Some may read this and see it as a sense of entitlement. However, you have to appreciate the advantage which Celtic have in terms of resources. We have by far the biggest stadium, the biggest fan base, and enjoy, at this time, an enormous financial advantage over our rivals. The resources and finances we have must be utilised to our advantage. This summer has to see quality players attracted to Celtic Park. No more projects, young guys with potential, but established, quality players who will be seen as an improvement and be able hold down a first team place and improve the team. Celtic fans pay a lot of money each summer and are entitled to enjoy a certain standard of player and the quality which they bring.

The reason for doing this is twofold. Firstly, we want to sustain our position as Scotland’s premier club. But perhaps more important, we do not want to go into the new Champions League set up and be used as cannon fodder, as has happened these last few seasons. For all his faults, you have to go back to Neil Lennon’s tenure as Celtic manager to find a time when Celtic made any impression whatsoever in European football. This is a source of great frustration and does not reflect well on Celtic’s supposed ambition as a major European football force. It’s about time the Board matched the aspirations and desires of the supporters and that MUST start this summer by recruiting a considerably better standard of player.

Last summer’s player recruitment was absolutely shambolic. Some signings were ordinary, some were mediocre, and some were downright poor. We are now saddled with a number of players who Celtic will have considerable trouble off-loading and there will be financial loss on them.

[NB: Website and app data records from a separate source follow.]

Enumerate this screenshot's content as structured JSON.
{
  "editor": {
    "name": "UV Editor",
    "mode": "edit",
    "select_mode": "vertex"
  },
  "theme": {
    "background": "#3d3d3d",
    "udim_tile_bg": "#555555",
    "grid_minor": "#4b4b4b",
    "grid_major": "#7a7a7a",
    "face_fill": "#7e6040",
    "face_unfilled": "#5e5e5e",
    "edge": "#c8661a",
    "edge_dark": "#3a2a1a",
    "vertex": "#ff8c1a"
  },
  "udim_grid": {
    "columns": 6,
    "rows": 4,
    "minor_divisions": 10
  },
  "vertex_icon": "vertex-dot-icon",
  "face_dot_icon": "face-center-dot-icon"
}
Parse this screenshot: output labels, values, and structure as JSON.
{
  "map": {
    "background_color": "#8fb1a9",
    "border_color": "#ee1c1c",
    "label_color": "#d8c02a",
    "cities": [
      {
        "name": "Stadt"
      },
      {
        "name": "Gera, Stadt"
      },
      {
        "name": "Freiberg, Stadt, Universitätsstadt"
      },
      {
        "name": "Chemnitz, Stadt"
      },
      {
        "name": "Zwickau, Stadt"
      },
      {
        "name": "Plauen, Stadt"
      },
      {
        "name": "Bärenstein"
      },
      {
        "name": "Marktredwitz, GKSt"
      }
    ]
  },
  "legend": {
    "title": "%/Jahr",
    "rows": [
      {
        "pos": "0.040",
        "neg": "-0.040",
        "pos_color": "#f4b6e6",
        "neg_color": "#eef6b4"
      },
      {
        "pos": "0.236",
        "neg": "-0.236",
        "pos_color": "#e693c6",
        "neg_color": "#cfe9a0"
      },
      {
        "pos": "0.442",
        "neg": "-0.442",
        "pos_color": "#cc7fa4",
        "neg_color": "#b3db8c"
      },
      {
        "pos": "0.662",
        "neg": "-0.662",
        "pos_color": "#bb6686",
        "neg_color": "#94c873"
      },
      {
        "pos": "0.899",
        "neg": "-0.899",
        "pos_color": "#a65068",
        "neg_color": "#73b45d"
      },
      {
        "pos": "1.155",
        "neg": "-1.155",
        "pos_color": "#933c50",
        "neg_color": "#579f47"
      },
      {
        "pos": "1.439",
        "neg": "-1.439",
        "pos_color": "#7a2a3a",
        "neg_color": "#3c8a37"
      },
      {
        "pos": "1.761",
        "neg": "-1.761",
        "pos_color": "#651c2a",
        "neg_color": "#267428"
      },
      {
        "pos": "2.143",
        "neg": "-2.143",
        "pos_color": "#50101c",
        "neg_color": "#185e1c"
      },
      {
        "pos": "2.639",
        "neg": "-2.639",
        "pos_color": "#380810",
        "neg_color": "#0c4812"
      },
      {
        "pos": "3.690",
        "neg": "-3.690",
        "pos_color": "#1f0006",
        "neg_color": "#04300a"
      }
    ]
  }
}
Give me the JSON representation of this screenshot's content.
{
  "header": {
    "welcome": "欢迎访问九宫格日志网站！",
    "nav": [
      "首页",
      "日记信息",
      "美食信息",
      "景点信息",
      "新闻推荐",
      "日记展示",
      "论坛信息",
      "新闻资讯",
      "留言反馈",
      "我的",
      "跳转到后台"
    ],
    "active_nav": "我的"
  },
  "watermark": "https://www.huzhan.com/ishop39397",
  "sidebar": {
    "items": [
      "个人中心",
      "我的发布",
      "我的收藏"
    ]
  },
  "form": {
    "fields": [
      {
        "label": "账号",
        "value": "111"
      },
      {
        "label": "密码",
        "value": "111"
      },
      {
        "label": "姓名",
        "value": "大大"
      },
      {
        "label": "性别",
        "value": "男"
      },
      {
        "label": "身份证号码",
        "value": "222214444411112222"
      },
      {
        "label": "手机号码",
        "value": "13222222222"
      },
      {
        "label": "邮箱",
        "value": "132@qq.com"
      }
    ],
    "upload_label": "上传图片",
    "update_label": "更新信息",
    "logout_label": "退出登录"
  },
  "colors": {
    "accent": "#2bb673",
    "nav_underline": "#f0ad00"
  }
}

Almost every area of the team needs improvement. A new goalkeeper to replace the inspirational Joe Hart. A left sided centre back to accompany Cameron Carter-Vickers. A holding midfield player to ease the strain on Callum McGregor. A replacement for Matt O’Riley, who will surely be leaving for pastures new. And two quality wingers to augment Maeda and Forrest. The wide players are absolutely vital to Rodgers’ system. That was the one area which affected the team most last season, especially when Maeda was injured. Kyogo thrives on the service from the wings and nothing was forthcoming. The new recruits to play in those roles, Yang, Tilio, Palma and Kuhn, have been especially disappointing. It’s also hoped that deals can be agreed for Adam Idah and Paolo Bernardo, who will hopefully contribute more now that they are used to playing in Scotland for a period.

As the club basks in the success of last season, the fixtures have now been announced and fans cast an eye towards the new league campaign. No one was really expecting much to happen regarding transfers until July. With the Euros in full swing and the transfer window not opening until I July, the months of July and August will be absolutely vital for the Celtic Board to bring sufficiently higher quality players to the club and give Brendan Rodgers the backing which he deserves as Celtic manager.

Failure to do so, and another mediocre season endured, will not be easy for Celtic fans to tolerate. The patience of the supporters has been sorely tested. It’s all very well to be financially solvent, but sitting on that money and not putting it to good use is actually a considerable form of negligence in itself. The Celtic Board will do well to remember this. Fail to act appropriately this summer and the consequences will be massive for everyone concerned.